Good question -- when it is time to prune roses here in zone 6? I thought of asking you that, but alas, you have asked that. Can I prune them though it is snowing outside? In which state, your father and grandfather used to farm? You must have had a lovely childhood then, playing on farms :-)?ReplyDelete
My family has lived in Texas for generations - back to before the Civil War. I didn't play on farms, but my dad grew up on one, and he would visit and help my grandfather out quite often. As to pruning your roses, no, don't prune them now while there's snow outside! If you have a forsythia, or know of one somewhere around, prune your roses when it starts blooming. I imagine that's going to be quite a bit later than here - March, probably. And be sure your roses are repeat bloomers - once-bloomers don't get pruned until after they bloom. Hope that helps you!Delete
Happy Valentine's Day Holley. Nice of you to post the roses. I received roses from my husband today.ReplyDelete
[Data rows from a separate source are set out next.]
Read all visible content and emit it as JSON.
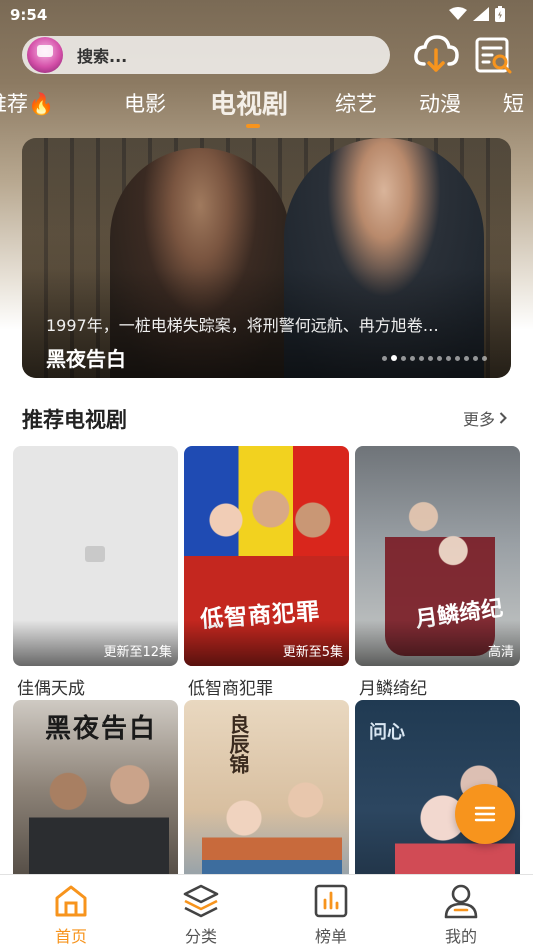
{
  "status_bar": {
    "time": "9:54"
  },
  "search": {
    "placeholder": "搜索..."
  },
  "tabs": [
    {
      "label": "推荐🔥"
    },
    {
      "label": "电影"
    },
    {
      "label": "电视剧",
      "active": true
    },
    {
      "label": "综艺"
    },
    {
      "label": "动漫"
    },
    {
      "label": "短"
    }
  ],
  "banner": {
    "description": "1997年，一桩电梯失踪案，将刑警何远航、冉方旭卷…",
    "title": "黑夜告白",
    "dot_count": 12,
    "active_dot": 1
  },
  "section": {
    "title": "推荐电视剧",
    "more_label": "更多"
  },
  "cards": [
    {
      "title": "佳偶天成",
      "badge": "更新至12集"
    },
    {
      "title": "低智商犯罪",
      "badge": "更新至5集",
      "poster_text": "低智商犯罪"
    },
    {
      "title": "月鳞绮纪",
      "badge": "高清",
      "poster_text": "月鳞绮纪"
    },
    {
      "title": "",
      "badge": "",
      "poster_text": "黑夜告白"
    },
    {
      "title": "",
      "badge": "",
      "poster_text": "良辰锦"
    },
    {
      "title": "",
      "badge": "",
      "poster_text": "问心"
    }
  ],
  "bottom_nav": [
    {
      "label": "首页",
      "icon": "home-icon",
      "active": true
    },
    {
      "label": "分类",
      "icon": "layers-icon"
    },
    {
      "label": "榜单",
      "icon": "chart-icon"
    },
    {
      "label": "我的",
      "icon": "user-icon"
    }
  ],
  "colors": {
    "accent": "#f7941d"
  }
}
How nice! I was taken out to lunch, to a movie, and then shopping for an upcoming anniversary present. It was a great day. I guess I'll prune and plant tomorrow! :)Delete
Beautiful roses! Happy Valentine's Day :)ReplyDelete
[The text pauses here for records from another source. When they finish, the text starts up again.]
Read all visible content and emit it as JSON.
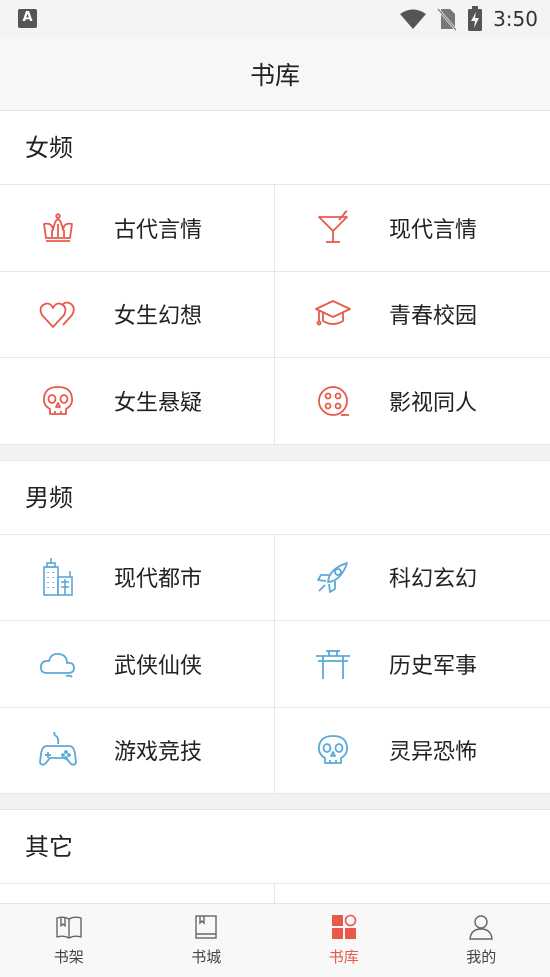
{
  "status_bar": {
    "notification_glyph": "A",
    "time": "3:50"
  },
  "header": {
    "title": "书库"
  },
  "sections": [
    {
      "title": "女频",
      "accent": "#e8594b",
      "items": [
        {
          "label": "古代言情",
          "icon": "crown-icon"
        },
        {
          "label": "现代言情",
          "icon": "cocktail-icon"
        },
        {
          "label": "女生幻想",
          "icon": "hearts-icon"
        },
        {
          "label": "青春校园",
          "icon": "graduation-cap-icon"
        },
        {
          "label": "女生悬疑",
          "icon": "skull-icon"
        },
        {
          "label": "影视同人",
          "icon": "film-reel-icon"
        }
      ]
    },
    {
      "title": "男频",
      "accent": "#5aa9d6",
      "items": [
        {
          "label": "现代都市",
          "icon": "city-buildings-icon"
        },
        {
          "label": "科幻玄幻",
          "icon": "rocket-icon"
        },
        {
          "label": "武侠仙侠",
          "icon": "cloud-icon"
        },
        {
          "label": "历史军事",
          "icon": "gate-icon"
        },
        {
          "label": "游戏竞技",
          "icon": "gamepad-icon"
        },
        {
          "label": "灵异恐怖",
          "icon": "skull-icon"
        }
      ]
    },
    {
      "title": "其它"
    }
  ],
  "tabs": [
    {
      "label": "书架",
      "icon": "open-book-icon",
      "active": false
    },
    {
      "label": "书城",
      "icon": "book-icon",
      "active": false
    },
    {
      "label": "书库",
      "icon": "library-grid-icon",
      "active": true
    },
    {
      "label": "我的",
      "icon": "user-icon",
      "active": false
    }
  ],
  "colors": {
    "accent_red": "#e8594b",
    "accent_blue": "#5aa9d6",
    "tab_inactive": "#444444"
  }
}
Happy Valentines' day to you, too! Hope it was a great one! :)Delete
Wow, must be nice to prune Roses in February! No, I won't be pruning Roses again until...June?! Yes, I think I will be spending lots of time in the south after I retire. ;-)ReplyDelete
Seriously? June? I hope you are talking about once-blooming roses, and that by then you have enjoyed loads of blooms off them!Delete
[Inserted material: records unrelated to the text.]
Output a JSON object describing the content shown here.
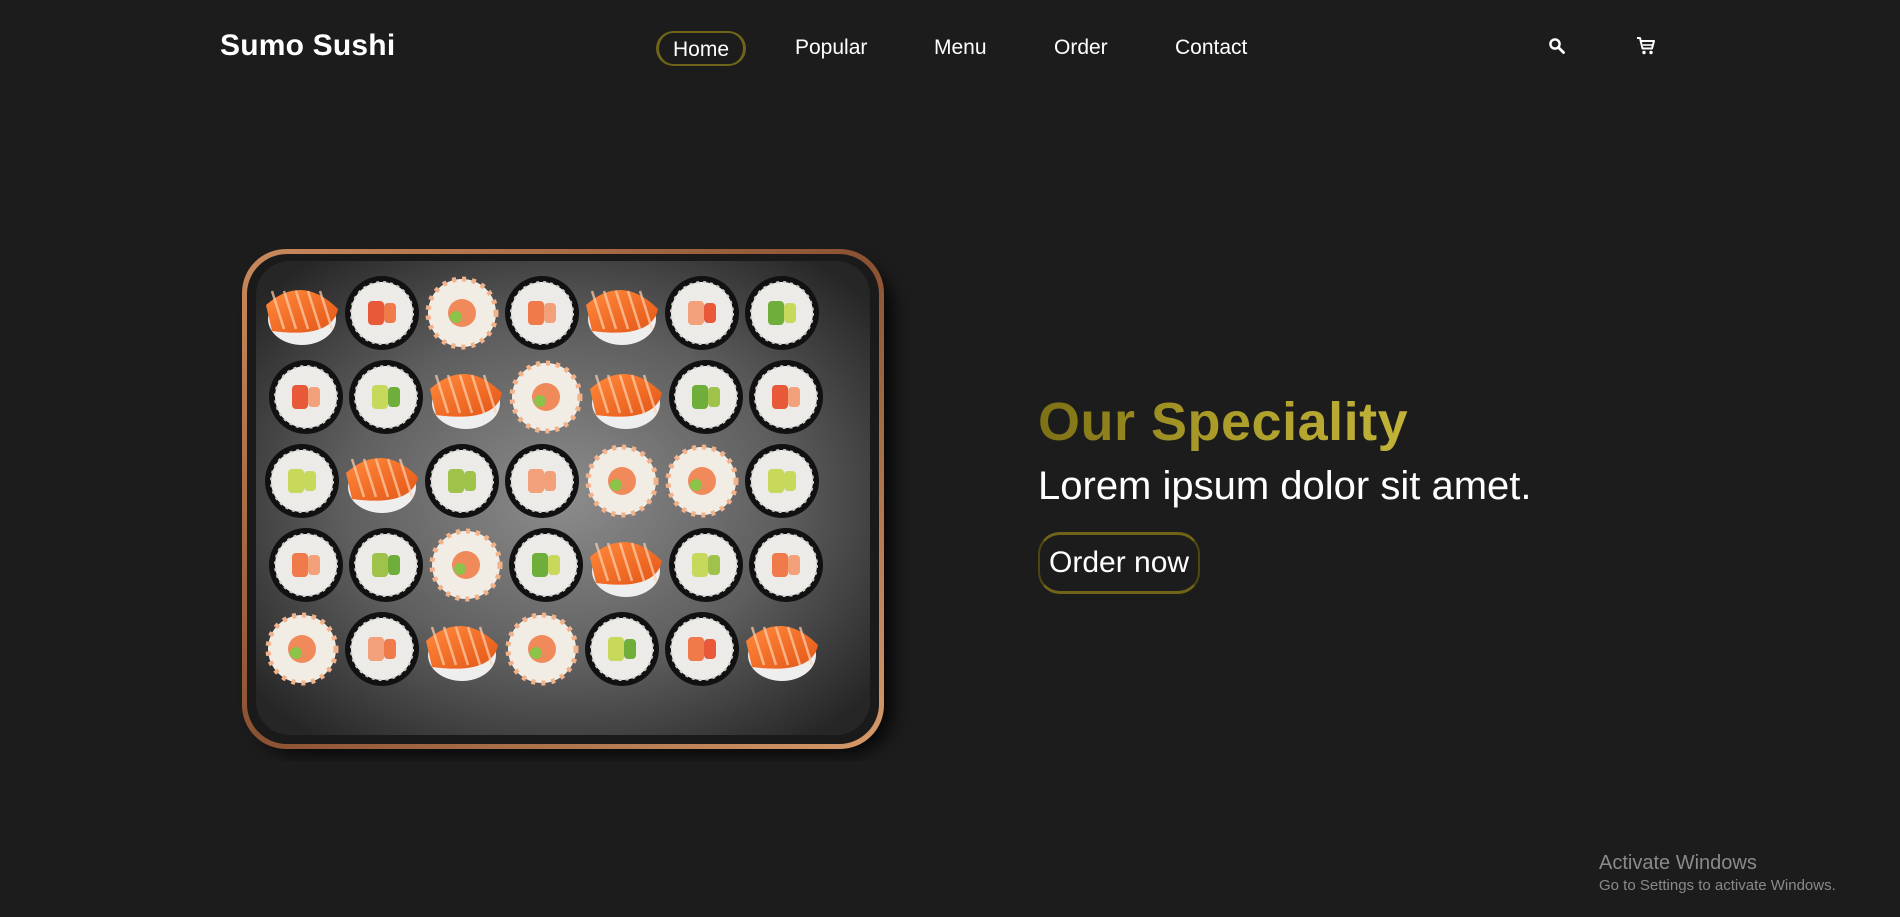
{
  "header": {
    "logo": "Sumo Sushi",
    "nav": [
      {
        "label": "Home",
        "active": true
      },
      {
        "label": "Popular",
        "active": false
      },
      {
        "label": "Menu",
        "active": false
      },
      {
        "label": "Order",
        "active": false
      },
      {
        "label": "Contact",
        "active": false
      }
    ],
    "icons": {
      "search": "search-icon",
      "cart": "cart-icon"
    }
  },
  "hero": {
    "heading": "Our Speciality",
    "subheading": "Lorem ipsum dolor sit amet.",
    "cta_label": "Order now",
    "image": "sushi-platter"
  },
  "watermark": {
    "title": "Activate Windows",
    "subtitle": "Go to Settings to activate Windows."
  },
  "colors": {
    "background": "#1c1c1c",
    "accent_gold": "#a99a28",
    "accent_gold_dark": "#6f6418",
    "text": "#ffffff"
  }
}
happy valentines day! I am on a quest to find a way to have my roses bloom on valentines day (to save money!) but until global warming reaches us in the NW it won't be happening. I usually prune in april if weather permits. The rule of (possibly green) thumb is after danger of last frost because the plant will start to grow once you prune and if new growth freezes, that ain't good.ReplyDelete
Wouldn't that be nice if the roses would bloom in time for Valentine's! I think they actually do that in California! Lucky them!Delete
I am looking forward to start pruning roses too, but we have to wait till March in our area. From March on when there is no frost or snow I am off to the garden.ReplyDelete
It won't be long now! March is just around the corner! :)Delete
Thanks for the reminder, Holley! In our area, we usually prune the roses when the forsythia blooms. As crazy as our weather has been lately, that will probably be soon. I'll have to keep an eye out.ReplyDelete
That is the standard rule for wherever one lives - when the forsythia blooms. I really need to add a forsythia bush to my garden, so I could rely upon it instead of a date. I think it would actually be much more accurate!Delete
I am always a little baffled by pruning roses. I have mostly shrub roses and one rambler. Mostly I do light "clean up" pruning.ReplyDelete
I have a lot of shrub roses in my garden, too. And instead of ramblers, which find it too hot here, I have hybrid musks, noisettes, and other old roses that don't need or like to be pruned. Makes it much easier!Delete
I need to learn about roses, having just inherited three shrub roses and a couple of ramblers! I am having to cut the ramblers hard back this year because we need to replace the fence, so no flowers until next year.ReplyDelete
Oh, that's a little sad. Our gardens really do teach us patience. I hope your shrub roses make up for it with an extra volume of blooms!Delete
well, it used to be Valentine's Day for me, too. But then my one and only rose (a Knock Out, no less), got rose rosette disease so I had to get rid of it. I have been too spooked to get another. So sad, since I love roses!ReplyDelete
Oh, I'm so sorry that RRD has affected your garden! My garden so far has been spared. I'm worried, though, that it might hit my garden sometime in the future, and I would be devastated. I can't imagine what my garden would look like without my roses - it would be very bare.Delete
Holley I am a little late getting around, but thank you for the lovely roses on Valentine's Day!ReplyDelete
Glad you enjoyed them. I can't wait to see them again this year!Delete